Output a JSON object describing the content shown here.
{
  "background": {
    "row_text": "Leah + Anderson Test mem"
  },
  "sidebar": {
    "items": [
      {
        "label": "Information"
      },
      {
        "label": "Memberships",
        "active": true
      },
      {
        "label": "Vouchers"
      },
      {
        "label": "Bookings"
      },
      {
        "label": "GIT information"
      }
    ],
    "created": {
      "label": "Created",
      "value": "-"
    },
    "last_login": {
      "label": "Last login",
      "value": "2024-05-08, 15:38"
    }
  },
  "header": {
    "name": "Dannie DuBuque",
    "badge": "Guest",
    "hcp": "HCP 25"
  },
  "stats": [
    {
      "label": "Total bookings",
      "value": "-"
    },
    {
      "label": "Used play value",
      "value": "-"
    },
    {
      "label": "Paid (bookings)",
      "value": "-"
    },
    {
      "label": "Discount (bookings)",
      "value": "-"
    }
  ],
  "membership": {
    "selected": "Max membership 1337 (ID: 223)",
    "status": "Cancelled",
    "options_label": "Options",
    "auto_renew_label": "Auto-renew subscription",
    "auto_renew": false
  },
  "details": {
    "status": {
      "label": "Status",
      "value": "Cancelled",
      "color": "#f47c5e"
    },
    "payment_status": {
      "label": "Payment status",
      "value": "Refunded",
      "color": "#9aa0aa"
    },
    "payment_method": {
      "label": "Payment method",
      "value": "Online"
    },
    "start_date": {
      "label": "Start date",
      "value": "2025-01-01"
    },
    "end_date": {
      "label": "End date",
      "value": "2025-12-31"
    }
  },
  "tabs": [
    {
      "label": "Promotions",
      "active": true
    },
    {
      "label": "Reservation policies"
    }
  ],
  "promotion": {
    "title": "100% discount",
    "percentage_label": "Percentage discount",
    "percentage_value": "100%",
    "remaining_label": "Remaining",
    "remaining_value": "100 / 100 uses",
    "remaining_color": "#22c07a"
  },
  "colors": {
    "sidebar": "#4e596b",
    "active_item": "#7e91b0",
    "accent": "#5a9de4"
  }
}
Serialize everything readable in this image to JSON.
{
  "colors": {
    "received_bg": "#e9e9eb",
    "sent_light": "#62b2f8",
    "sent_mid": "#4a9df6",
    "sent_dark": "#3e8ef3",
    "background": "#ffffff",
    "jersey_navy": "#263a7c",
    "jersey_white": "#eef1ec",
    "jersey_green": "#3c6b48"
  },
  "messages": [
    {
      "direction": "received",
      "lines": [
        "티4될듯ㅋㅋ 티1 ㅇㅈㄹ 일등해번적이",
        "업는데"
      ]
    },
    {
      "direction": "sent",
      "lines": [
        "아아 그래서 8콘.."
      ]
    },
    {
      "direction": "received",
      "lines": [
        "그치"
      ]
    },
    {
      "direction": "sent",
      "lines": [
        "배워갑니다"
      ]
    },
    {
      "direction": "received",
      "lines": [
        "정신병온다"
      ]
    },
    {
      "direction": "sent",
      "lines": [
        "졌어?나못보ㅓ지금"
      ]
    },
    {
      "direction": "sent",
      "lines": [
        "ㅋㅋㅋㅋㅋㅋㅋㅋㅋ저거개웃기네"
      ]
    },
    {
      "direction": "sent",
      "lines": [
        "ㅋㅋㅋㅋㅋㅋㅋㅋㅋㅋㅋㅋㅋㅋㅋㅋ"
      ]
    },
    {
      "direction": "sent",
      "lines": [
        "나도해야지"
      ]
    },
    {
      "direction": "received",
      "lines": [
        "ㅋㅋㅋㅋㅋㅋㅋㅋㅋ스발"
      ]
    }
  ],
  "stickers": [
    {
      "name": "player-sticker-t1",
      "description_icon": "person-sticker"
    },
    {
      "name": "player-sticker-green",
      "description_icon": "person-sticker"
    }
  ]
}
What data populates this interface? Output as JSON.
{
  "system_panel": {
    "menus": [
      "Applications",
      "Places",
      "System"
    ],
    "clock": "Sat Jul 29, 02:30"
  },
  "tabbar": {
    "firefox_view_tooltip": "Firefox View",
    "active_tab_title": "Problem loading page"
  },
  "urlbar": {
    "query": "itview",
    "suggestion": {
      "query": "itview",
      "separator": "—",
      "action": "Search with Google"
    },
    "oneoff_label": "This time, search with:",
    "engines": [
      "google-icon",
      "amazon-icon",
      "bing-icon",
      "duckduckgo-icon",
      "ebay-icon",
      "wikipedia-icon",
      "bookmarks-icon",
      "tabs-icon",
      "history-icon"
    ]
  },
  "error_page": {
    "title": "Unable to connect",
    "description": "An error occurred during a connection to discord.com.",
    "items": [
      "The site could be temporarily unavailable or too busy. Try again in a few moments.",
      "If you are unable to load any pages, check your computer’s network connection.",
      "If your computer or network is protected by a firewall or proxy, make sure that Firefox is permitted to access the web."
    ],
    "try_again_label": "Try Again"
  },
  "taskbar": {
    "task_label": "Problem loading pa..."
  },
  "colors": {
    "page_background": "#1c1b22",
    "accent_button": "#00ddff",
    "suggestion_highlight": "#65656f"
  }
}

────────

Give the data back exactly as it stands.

Output a JSON object describing the content shown here.
{
  "background": {
    "row_text": "Leah + Anderson Test mem"
  },
  "sidebar": {
    "items": [
      {
        "label": "Information"
      },
      {
        "label": "Memberships",
        "active": true
      },
      {
        "label": "Vouchers"
      },
      {
        "label": "Bookings"
      },
      {
        "label": "GIT information"
      }
    ],
    "created": {
      "label": "Created",
      "value": "-"
    },
    "last_login": {
      "label": "Last login",
      "value": "2024-05-08, 15:38"
    }
  },
  "header": {
    "name": "Dannie DuBuque",
    "badge": "Guest",
    "hcp": "HCP 25"
  },
  "stats": [
    {
      "label": "Total bookings",
      "value": "-"
    },
    {
      "label": "Used play value",
      "value": "-"
    },
    {
      "label": "Paid (bookings)",
      "value": "-"
    },
    {
      "label": "Discount (bookings)",
      "value": "-"
    }
  ],
  "membership": {
    "selected": "Max membership 1337 (ID: 223)",
    "status": "Cancelled",
    "options_label": "Options",
    "auto_renew_label": "Auto-renew subscription",
    "auto_renew": false
  },
  "details": {
    "status": {
      "label": "Status",
      "value": "Cancelled",
      "color": "#f47c5e"
    },
    "payment_status": {
      "label": "Payment status",
      "value": "Refunded",
      "color": "#9aa0aa"
    },
    "payment_method": {
      "label": "Payment method",
      "value": "Online"
    },
    "start_date": {
      "label": "Start date",
      "value": "2025-01-01"
    },
    "end_date": {
      "label": "End date",
      "value": "2025-12-31"
    }
  },
  "tabs": [
    {
      "label": "Promotions",
      "active": true
    },
    {
      "label": "Reservation policies"
    }
  ],
  "promotion": {
    "title": "100% discount",
    "percentage_label": "Percentage discount",
    "percentage_value": "100%",
    "remaining_label": "Remaining",
    "remaining_value": "100 / 100 uses",
    "remaining_color": "#22c07a"
  },
  "colors": {
    "sidebar": "#4e596b",
    "active_item": "#7e91b0",
    "accent": "#5a9de4"
  }
}
Serialize everything readable in this image to JSON.
{
  "colors": {
    "received_bg": "#e9e9eb",
    "sent_light": "#62b2f8",
    "sent_mid": "#4a9df6",
    "sent_dark": "#3e8ef3",
    "background": "#ffffff",
    "jersey_navy": "#263a7c",
    "jersey_white": "#eef1ec",
    "jersey_green": "#3c6b48"
  },
  "messages": [
    {
      "direction": "received",
      "lines": [
        "티4될듯ㅋㅋ 티1 ㅇㅈㄹ 일등해번적이",
        "업는데"
      ]
    },
    {
      "direction": "sent",
      "lines": [
        "아아 그래서 8콘.."
      ]
    },
    {
      "direction": "received",
      "lines": [
        "그치"
      ]
    },
    {
      "direction": "sent",
      "lines": [
        "배워갑니다"
      ]
    },
    {
      "direction": "received",
      "lines": [
        "정신병온다"
      ]
    },
    {
      "direction": "sent",
      "lines": [
        "졌어?나못보ㅓ지금"
      ]
    },
    {
      "direction": "sent",
      "lines": [
        "ㅋㅋㅋㅋㅋㅋㅋㅋㅋ저거개웃기네"
      ]
    },
    {
      "direction": "sent",
      "lines": [
        "ㅋㅋㅋㅋㅋㅋㅋㅋㅋㅋㅋㅋㅋㅋㅋㅋ"
      ]
    },
    {
      "direction": "sent",
      "lines": [
        "나도해야지"
      ]
    },
    {
      "direction": "received",
      "lines": [
        "ㅋㅋㅋㅋㅋㅋㅋㅋㅋ스발"
      ]
    }
  ],
  "stickers": [
    {
      "name": "player-sticker-t1",
      "description_icon": "person-sticker"
    },
    {
      "name": "player-sticker-green",
      "description_icon": "person-sticker"
    }
  ]
}
What data populates this interface? Output as JSON.
{
  "system_panel": {
    "menus": [
      "Applications",
      "Places",
      "System"
    ],
    "clock": "Sat Jul 29, 02:30"
  },
  "tabbar": {
    "firefox_view_tooltip": "Firefox View",
    "active_tab_title": "Problem loading page"
  },
  "urlbar": {
    "query": "itview",
    "suggestion": {
      "query": "itview",
      "separator": "—",
      "action": "Search with Google"
    },
    "oneoff_label": "This time, search with:",
    "engines": [
      "google-icon",
      "amazon-icon",
      "bing-icon",
      "duckduckgo-icon",
      "ebay-icon",
      "wikipedia-icon",
      "bookmarks-icon",
      "tabs-icon",
      "history-icon"
    ]
  },
  "error_page": {
    "title": "Unable to connect",
    "description": "An error occurred during a connection to discord.com.",
    "items": [
      "The site could be temporarily unavailable or too busy. Try again in a few moments.",
      "If you are unable to load any pages, check your computer’s network connection.",
      "If your computer or network is protected by a firewall or proxy, make sure that Firefox is permitted to access the web."
    ],
    "try_again_label": "Try Again"
  },
  "taskbar": {
    "task_label": "Problem loading pa..."
  },
  "colors": {
    "page_background": "#1c1b22",
    "accent_button": "#00ddff",
    "suggestion_highlight": "#65656f"
  }
}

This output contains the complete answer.